◆ ACTIVITY ◆
For every entry below, give an exact repeat and leave out the pictures.

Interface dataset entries
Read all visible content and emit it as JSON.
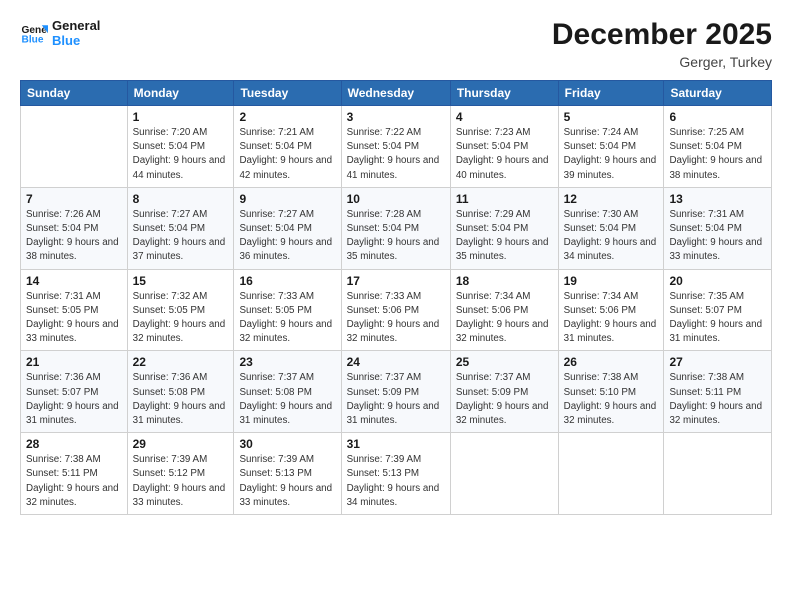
{
  "logo": {
    "line1": "General",
    "line2": "Blue"
  },
  "title": "December 2025",
  "location": "Gerger, Turkey",
  "days_of_week": [
    "Sunday",
    "Monday",
    "Tuesday",
    "Wednesday",
    "Thursday",
    "Friday",
    "Saturday"
  ],
  "weeks": [
    [
      {
        "day": "",
        "sunrise": "",
        "sunset": "",
        "daylight": ""
      },
      {
        "day": "1",
        "sunrise": "Sunrise: 7:20 AM",
        "sunset": "Sunset: 5:04 PM",
        "daylight": "Daylight: 9 hours and 44 minutes."
      },
      {
        "day": "2",
        "sunrise": "Sunrise: 7:21 AM",
        "sunset": "Sunset: 5:04 PM",
        "daylight": "Daylight: 9 hours and 42 minutes."
      },
      {
        "day": "3",
        "sunrise": "Sunrise: 7:22 AM",
        "sunset": "Sunset: 5:04 PM",
        "daylight": "Daylight: 9 hours and 41 minutes."
      },
      {
        "day": "4",
        "sunrise": "Sunrise: 7:23 AM",
        "sunset": "Sunset: 5:04 PM",
        "daylight": "Daylight: 9 hours and 40 minutes."
      },
      {
        "day": "5",
        "sunrise": "Sunrise: 7:24 AM",
        "sunset": "Sunset: 5:04 PM",
        "daylight": "Daylight: 9 hours and 39 minutes."
      },
      {
        "day": "6",
        "sunrise": "Sunrise: 7:25 AM",
        "sunset": "Sunset: 5:04 PM",
        "daylight": "Daylight: 9 hours and 38 minutes."
      }
    ],
    [
      {
        "day": "7",
        "sunrise": "Sunrise: 7:26 AM",
        "sunset": "Sunset: 5:04 PM",
        "daylight": "Daylight: 9 hours and 38 minutes."
      },
      {
        "day": "8",
        "sunrise": "Sunrise: 7:27 AM",
        "sunset": "Sunset: 5:04 PM",
        "daylight": "Daylight: 9 hours and 37 minutes."
      },
      {
        "day": "9",
        "sunrise": "Sunrise: 7:27 AM",
        "sunset": "Sunset: 5:04 PM",
        "daylight": "Daylight: 9 hours and 36 minutes."
      },
      {
        "day": "10",
        "sunrise": "Sunrise: 7:28 AM",
        "sunset": "Sunset: 5:04 PM",
        "daylight": "Daylight: 9 hours and 35 minutes."
      },
      {
        "day": "11",
        "sunrise": "Sunrise: 7:29 AM",
        "sunset": "Sunset: 5:04 PM",
        "daylight": "Daylight: 9 hours and 35 minutes."
      },
      {
        "day": "12",
        "sunrise": "Sunrise: 7:30 AM",
        "sunset": "Sunset: 5:04 PM",
        "daylight": "Daylight: 9 hours and 34 minutes."
      },
      {
        "day": "13",
        "sunrise": "Sunrise: 7:31 AM",
        "sunset": "Sunset: 5:04 PM",
        "daylight": "Daylight: 9 hours and 33 minutes."
      }
    ],
    [
      {
        "day": "14",
        "sunrise": "Sunrise: 7:31 AM",
        "sunset": "Sunset: 5:05 PM",
        "daylight": "Daylight: 9 hours and 33 minutes."
      },
      {
        "day": "15",
        "sunrise": "Sunrise: 7:32 AM",
        "sunset": "Sunset: 5:05 PM",
        "daylight": "Daylight: 9 hours and 32 minutes."
      },
      {
        "day": "16",
        "sunrise": "Sunrise: 7:33 AM",
        "sunset": "Sunset: 5:05 PM",
        "daylight": "Daylight: 9 hours and 32 minutes."
      },
      {
        "day": "17",
        "sunrise": "Sunrise: 7:33 AM",
        "sunset": "Sunset: 5:06 PM",
        "daylight": "Daylight: 9 hours and 32 minutes."
      },
      {
        "day": "18",
        "sunrise": "Sunrise: 7:34 AM",
        "sunset": "Sunset: 5:06 PM",
        "daylight": "Daylight: 9 hours and 32 minutes."
      },
      {
        "day": "19",
        "sunrise": "Sunrise: 7:34 AM",
        "sunset": "Sunset: 5:06 PM",
        "daylight": "Daylight: 9 hours and 31 minutes."
      },
      {
        "day": "20",
        "sunrise": "Sunrise: 7:35 AM",
        "sunset": "Sunset: 5:07 PM",
        "daylight": "Daylight: 9 hours and 31 minutes."
      }
    ],
    [
      {
        "day": "21",
        "sunrise": "Sunrise: 7:36 AM",
        "sunset": "Sunset: 5:07 PM",
        "daylight": "Daylight: 9 hours and 31 minutes."
      },
      {
        "day": "22",
        "sunrise": "Sunrise: 7:36 AM",
        "sunset": "Sunset: 5:08 PM",
        "daylight": "Daylight: 9 hours and 31 minutes."
      },
      {
        "day": "23",
        "sunrise": "Sunrise: 7:37 AM",
        "sunset": "Sunset: 5:08 PM",
        "daylight": "Daylight: 9 hours and 31 minutes."
      },
      {
        "day": "24",
        "sunrise": "Sunrise: 7:37 AM",
        "sunset": "Sunset: 5:09 PM",
        "daylight": "Daylight: 9 hours and 31 minutes."
      },
      {
        "day": "25",
        "sunrise": "Sunrise: 7:37 AM",
        "sunset": "Sunset: 5:09 PM",
        "daylight": "Daylight: 9 hours and 32 minutes."
      },
      {
        "day": "26",
        "sunrise": "Sunrise: 7:38 AM",
        "sunset": "Sunset: 5:10 PM",
        "daylight": "Daylight: 9 hours and 32 minutes."
      },
      {
        "day": "27",
        "sunrise": "Sunrise: 7:38 AM",
        "sunset": "Sunset: 5:11 PM",
        "daylight": "Daylight: 9 hours and 32 minutes."
      }
    ],
    [
      {
        "day": "28",
        "sunrise": "Sunrise: 7:38 AM",
        "sunset": "Sunset: 5:11 PM",
        "daylight": "Daylight: 9 hours and 32 minutes."
      },
      {
        "day": "29",
        "sunrise": "Sunrise: 7:39 AM",
        "sunset": "Sunset: 5:12 PM",
        "daylight": "Daylight: 9 hours and 33 minutes."
      },
      {
        "day": "30",
        "sunrise": "Sunrise: 7:39 AM",
        "sunset": "Sunset: 5:13 PM",
        "daylight": "Daylight: 9 hours and 33 minutes."
      },
      {
        "day": "31",
        "sunrise": "Sunrise: 7:39 AM",
        "sunset": "Sunset: 5:13 PM",
        "daylight": "Daylight: 9 hours and 34 minutes."
      },
      {
        "day": "",
        "sunrise": "",
        "sunset": "",
        "daylight": ""
      },
      {
        "day": "",
        "sunrise": "",
        "sunset": "",
        "daylight": ""
      },
      {
        "day": "",
        "sunrise": "",
        "sunset": "",
        "daylight": ""
      }
    ]
  ]
}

◆ EXPECTED ANSWER ◆
Read all visible content and emit it as JSON.
{
  "logo": {
    "line1": "General",
    "line2": "Blue"
  },
  "title": "December 2025",
  "location": "Gerger, Turkey",
  "days_of_week": [
    "Sunday",
    "Monday",
    "Tuesday",
    "Wednesday",
    "Thursday",
    "Friday",
    "Saturday"
  ],
  "weeks": [
    [
      {
        "day": "",
        "sunrise": "",
        "sunset": "",
        "daylight": ""
      },
      {
        "day": "1",
        "sunrise": "Sunrise: 7:20 AM",
        "sunset": "Sunset: 5:04 PM",
        "daylight": "Daylight: 9 hours and 44 minutes."
      },
      {
        "day": "2",
        "sunrise": "Sunrise: 7:21 AM",
        "sunset": "Sunset: 5:04 PM",
        "daylight": "Daylight: 9 hours and 42 minutes."
      },
      {
        "day": "3",
        "sunrise": "Sunrise: 7:22 AM",
        "sunset": "Sunset: 5:04 PM",
        "daylight": "Daylight: 9 hours and 41 minutes."
      },
      {
        "day": "4",
        "sunrise": "Sunrise: 7:23 AM",
        "sunset": "Sunset: 5:04 PM",
        "daylight": "Daylight: 9 hours and 40 minutes."
      },
      {
        "day": "5",
        "sunrise": "Sunrise: 7:24 AM",
        "sunset": "Sunset: 5:04 PM",
        "daylight": "Daylight: 9 hours and 39 minutes."
      },
      {
        "day": "6",
        "sunrise": "Sunrise: 7:25 AM",
        "sunset": "Sunset: 5:04 PM",
        "daylight": "Daylight: 9 hours and 38 minutes."
      }
    ],
    [
      {
        "day": "7",
        "sunrise": "Sunrise: 7:26 AM",
        "sunset": "Sunset: 5:04 PM",
        "daylight": "Daylight: 9 hours and 38 minutes."
      },
      {
        "day": "8",
        "sunrise": "Sunrise: 7:27 AM",
        "sunset": "Sunset: 5:04 PM",
        "daylight": "Daylight: 9 hours and 37 minutes."
      },
      {
        "day": "9",
        "sunrise": "Sunrise: 7:27 AM",
        "sunset": "Sunset: 5:04 PM",
        "daylight": "Daylight: 9 hours and 36 minutes."
      },
      {
        "day": "10",
        "sunrise": "Sunrise: 7:28 AM",
        "sunset": "Sunset: 5:04 PM",
        "daylight": "Daylight: 9 hours and 35 minutes."
      },
      {
        "day": "11",
        "sunrise": "Sunrise: 7:29 AM",
        "sunset": "Sunset: 5:04 PM",
        "daylight": "Daylight: 9 hours and 35 minutes."
      },
      {
        "day": "12",
        "sunrise": "Sunrise: 7:30 AM",
        "sunset": "Sunset: 5:04 PM",
        "daylight": "Daylight: 9 hours and 34 minutes."
      },
      {
        "day": "13",
        "sunrise": "Sunrise: 7:31 AM",
        "sunset": "Sunset: 5:04 PM",
        "daylight": "Daylight: 9 hours and 33 minutes."
      }
    ],
    [
      {
        "day": "14",
        "sunrise": "Sunrise: 7:31 AM",
        "sunset": "Sunset: 5:05 PM",
        "daylight": "Daylight: 9 hours and 33 minutes."
      },
      {
        "day": "15",
        "sunrise": "Sunrise: 7:32 AM",
        "sunset": "Sunset: 5:05 PM",
        "daylight": "Daylight: 9 hours and 32 minutes."
      },
      {
        "day": "16",
        "sunrise": "Sunrise: 7:33 AM",
        "sunset": "Sunset: 5:05 PM",
        "daylight": "Daylight: 9 hours and 32 minutes."
      },
      {
        "day": "17",
        "sunrise": "Sunrise: 7:33 AM",
        "sunset": "Sunset: 5:06 PM",
        "daylight": "Daylight: 9 hours and 32 minutes."
      },
      {
        "day": "18",
        "sunrise": "Sunrise: 7:34 AM",
        "sunset": "Sunset: 5:06 PM",
        "daylight": "Daylight: 9 hours and 32 minutes."
      },
      {
        "day": "19",
        "sunrise": "Sunrise: 7:34 AM",
        "sunset": "Sunset: 5:06 PM",
        "daylight": "Daylight: 9 hours and 31 minutes."
      },
      {
        "day": "20",
        "sunrise": "Sunrise: 7:35 AM",
        "sunset": "Sunset: 5:07 PM",
        "daylight": "Daylight: 9 hours and 31 minutes."
      }
    ],
    [
      {
        "day": "21",
        "sunrise": "Sunrise: 7:36 AM",
        "sunset": "Sunset: 5:07 PM",
        "daylight": "Daylight: 9 hours and 31 minutes."
      },
      {
        "day": "22",
        "sunrise": "Sunrise: 7:36 AM",
        "sunset": "Sunset: 5:08 PM",
        "daylight": "Daylight: 9 hours and 31 minutes."
      },
      {
        "day": "23",
        "sunrise": "Sunrise: 7:37 AM",
        "sunset": "Sunset: 5:08 PM",
        "daylight": "Daylight: 9 hours and 31 minutes."
      },
      {
        "day": "24",
        "sunrise": "Sunrise: 7:37 AM",
        "sunset": "Sunset: 5:09 PM",
        "daylight": "Daylight: 9 hours and 31 minutes."
      },
      {
        "day": "25",
        "sunrise": "Sunrise: 7:37 AM",
        "sunset": "Sunset: 5:09 PM",
        "daylight": "Daylight: 9 hours and 32 minutes."
      },
      {
        "day": "26",
        "sunrise": "Sunrise: 7:38 AM",
        "sunset": "Sunset: 5:10 PM",
        "daylight": "Daylight: 9 hours and 32 minutes."
      },
      {
        "day": "27",
        "sunrise": "Sunrise: 7:38 AM",
        "sunset": "Sunset: 5:11 PM",
        "daylight": "Daylight: 9 hours and 32 minutes."
      }
    ],
    [
      {
        "day": "28",
        "sunrise": "Sunrise: 7:38 AM",
        "sunset": "Sunset: 5:11 PM",
        "daylight": "Daylight: 9 hours and 32 minutes."
      },
      {
        "day": "29",
        "sunrise": "Sunrise: 7:39 AM",
        "sunset": "Sunset: 5:12 PM",
        "daylight": "Daylight: 9 hours and 33 minutes."
      },
      {
        "day": "30",
        "sunrise": "Sunrise: 7:39 AM",
        "sunset": "Sunset: 5:13 PM",
        "daylight": "Daylight: 9 hours and 33 minutes."
      },
      {
        "day": "31",
        "sunrise": "Sunrise: 7:39 AM",
        "sunset": "Sunset: 5:13 PM",
        "daylight": "Daylight: 9 hours and 34 minutes."
      },
      {
        "day": "",
        "sunrise": "",
        "sunset": "",
        "daylight": ""
      },
      {
        "day": "",
        "sunrise": "",
        "sunset": "",
        "daylight": ""
      },
      {
        "day": "",
        "sunrise": "",
        "sunset": "",
        "daylight": ""
      }
    ]
  ]
}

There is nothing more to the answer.